TASK ITEM: For this exercise, output exactly and only the lines running from the one with "Enumerate this screenshot's" through the final line of the data below, without pictures.

════

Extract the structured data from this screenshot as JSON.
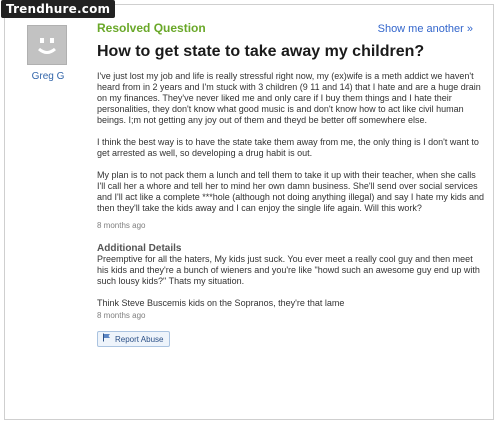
{
  "watermark": "Trendhure.com",
  "asker": {
    "name": "Greg G",
    "avatar": "default-face-avatar"
  },
  "header": {
    "status": "Resolved Question",
    "show_another": "Show me another »"
  },
  "question": {
    "title": "How to get state to take away my children?",
    "paragraphs": [
      "I've just lost my job and life is really stressful right now, my (ex)wife is a meth addict we haven't heard from in 2 years and I'm stuck with 3 children (9 11 and 14) that I hate and are a huge drain on my finances. They've never liked me and only care if I buy them things and I hate their personalities, they don't know what good music is and don't know how to act like civil human beings. I;m not getting any joy out of them and theyd be better off somewhere else.",
      "I think the best way is to have the state take them away from me, the only thing is I don't want to get arrested as well, so developing a drug habit is out.",
      "My plan is to not pack them a lunch and tell them to take it up with their teacher, when she calls I'll call her a whore and tell her to mind her own damn business. She'll send over social services and I'll act like a complete ***hole (although not doing anything illegal) and say I hate my kids and then they'll take the kids away and I can enjoy the single life again. Will this work?"
    ],
    "posted": "8 months ago"
  },
  "additional": {
    "label": "Additional Details",
    "paragraphs": [
      "Preemptive for all the haters, My kids just suck. You ever meet a really cool guy and then meet his kids and they're a bunch of wieners and you're like \"howd such an awesome guy end up with such lousy kids?\" Thats my situation.",
      "Think Steve Buscemis kids on the Sopranos, they're that lame"
    ],
    "posted": "8 months ago"
  },
  "report": {
    "label": "Report Abuse",
    "icon": "flag-icon"
  },
  "colors": {
    "resolved": "#6aa829",
    "link": "#3366cc",
    "report_bg": "#eef4fb"
  }
}
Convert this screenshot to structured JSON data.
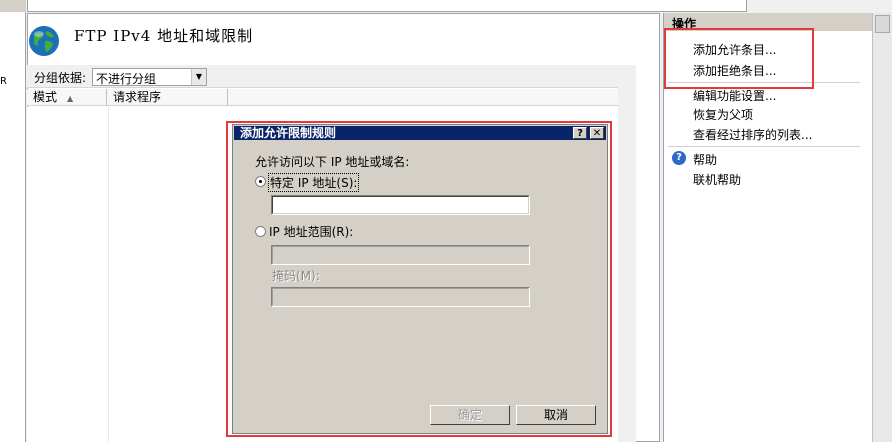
{
  "left_strip": {
    "fragment": "R"
  },
  "header": {
    "title": "FTP IPv4 地址和域限制"
  },
  "group_bar": {
    "label": "分组依据:",
    "selected": "不进行分组"
  },
  "columns": {
    "mode": "模式",
    "requester": "请求程序"
  },
  "actions": {
    "header": "操作",
    "add_allow": "添加允许条目...",
    "add_deny": "添加拒绝条目...",
    "edit_settings": "编辑功能设置...",
    "revert_parent": "恢复为父项",
    "view_ordered": "查看经过排序的列表...",
    "help": "帮助",
    "online_help": "联机帮助"
  },
  "dialog": {
    "title": "添加允许限制规则",
    "help_btn": "?",
    "close_btn": "✕",
    "prompt": "允许访问以下 IP 地址或域名:",
    "specific_ip_label": "特定 IP 地址(S):",
    "specific_ip_value": "",
    "ip_range_label": "IP 地址范围(R):",
    "ip_range_value": "",
    "mask_label": "掩码(M):",
    "mask_value": "",
    "ok_label": "确定",
    "cancel_label": "取消"
  },
  "colors": {
    "highlight": "#e23a3a",
    "titlebar": "#0a246a"
  }
}
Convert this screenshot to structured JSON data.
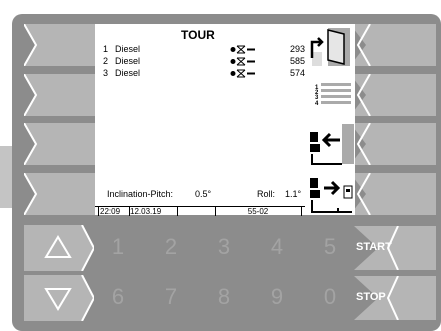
{
  "screen": {
    "title": "TOUR",
    "rows": [
      {
        "index": "1",
        "product": "Diesel",
        "quantity": "293"
      },
      {
        "index": "2",
        "product": "Diesel",
        "quantity": "585"
      },
      {
        "index": "3",
        "product": "Diesel",
        "quantity": "574"
      }
    ],
    "list_icon_numbers": [
      "1",
      "2",
      "3",
      "4"
    ],
    "inclination_label": "Inclination-Pitch:",
    "inclination_value": "0.5°",
    "roll_label": "Roll:",
    "roll_value": "1.1°",
    "status": {
      "time": "22:09",
      "date": "12.03.19",
      "empty": "",
      "code": "55-02",
      "empty2": ""
    }
  },
  "keypad": {
    "top_row": [
      "1",
      "2",
      "3",
      "4",
      "5"
    ],
    "bottom_row": [
      "6",
      "7",
      "8",
      "9",
      "0"
    ]
  },
  "buttons": {
    "start": "START",
    "stop": "STOP"
  },
  "colors": {
    "device": "#8c8c8c",
    "key_fill": "#b5b5b5",
    "digit": "#a3a3a3"
  }
}
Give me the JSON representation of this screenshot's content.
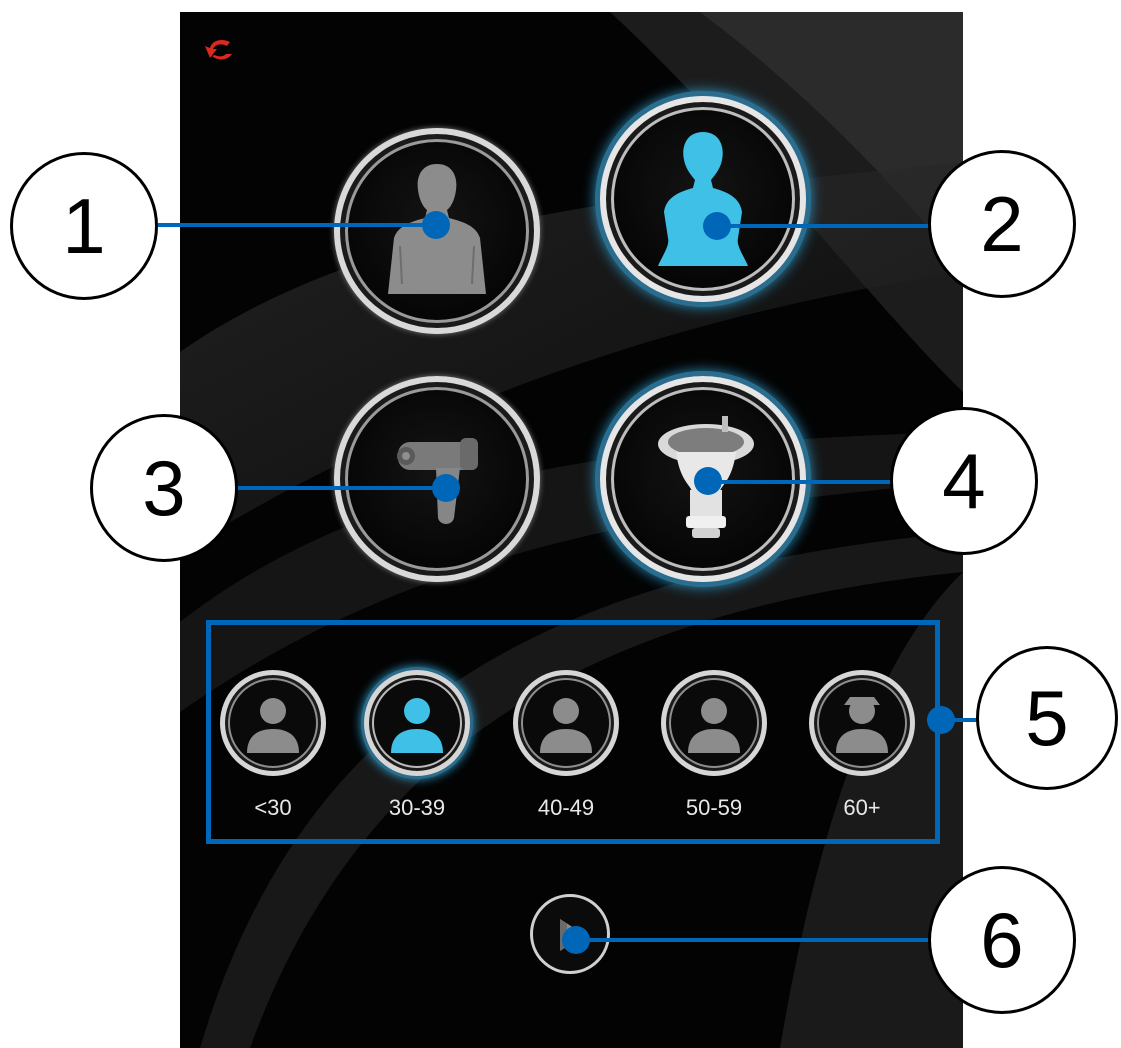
{
  "callouts": [
    "1",
    "2",
    "3",
    "4",
    "5",
    "6"
  ],
  "age_groups": [
    {
      "label": "<30",
      "selected": false
    },
    {
      "label": "30-39",
      "selected": true
    },
    {
      "label": "40-49",
      "selected": false
    },
    {
      "label": "50-59",
      "selected": false
    },
    {
      "label": "60+",
      "selected": false
    }
  ],
  "selection": {
    "sex": "female",
    "device": "cup-probe"
  },
  "colors": {
    "accent": "#3fc0e6",
    "annotation": "#0067b8",
    "back_arrow": "#d82a1e",
    "icon_inactive": "#8c8c8c"
  },
  "icons": {
    "back": "back-arrow-icon",
    "male": "male-silhouette-icon",
    "female": "female-silhouette-icon",
    "handheld": "handheld-probe-icon",
    "cup": "cup-probe-icon",
    "play": "play-icon"
  }
}
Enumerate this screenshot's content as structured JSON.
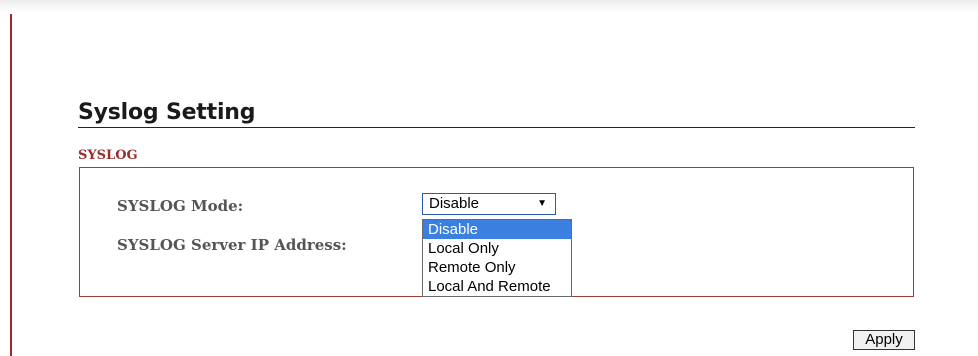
{
  "page": {
    "title": "Syslog Setting"
  },
  "section": {
    "label": "SYSLOG"
  },
  "fields": {
    "mode_label": "SYSLOG Mode:",
    "server_ip_label": "SYSLOG Server IP Address:"
  },
  "mode_select": {
    "selected_value": "Disable",
    "arrow_icon": "triangle-down",
    "options": [
      {
        "label": "Disable",
        "highlighted": true
      },
      {
        "label": "Local Only",
        "highlighted": false
      },
      {
        "label": "Remote Only",
        "highlighted": false
      },
      {
        "label": "Local And Remote",
        "highlighted": false
      }
    ]
  },
  "actions": {
    "apply_label": "Apply"
  },
  "colors": {
    "accent": "#9a2c2c",
    "highlight": "#3b7fe0"
  }
}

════

TASK SOLUTION:
Enumerate this screenshot's content as structured JSON.
{
  "page": {
    "title": "Syslog Setting"
  },
  "section": {
    "label": "SYSLOG"
  },
  "fields": {
    "mode_label": "SYSLOG Mode:",
    "server_ip_label": "SYSLOG Server IP Address:"
  },
  "mode_select": {
    "selected_value": "Disable",
    "arrow_icon": "triangle-down",
    "options": [
      {
        "label": "Disable",
        "highlighted": true
      },
      {
        "label": "Local Only",
        "highlighted": false
      },
      {
        "label": "Remote Only",
        "highlighted": false
      },
      {
        "label": "Local And Remote",
        "highlighted": false
      }
    ]
  },
  "actions": {
    "apply_label": "Apply"
  },
  "colors": {
    "accent": "#9a2c2c",
    "highlight": "#3b7fe0"
  }
}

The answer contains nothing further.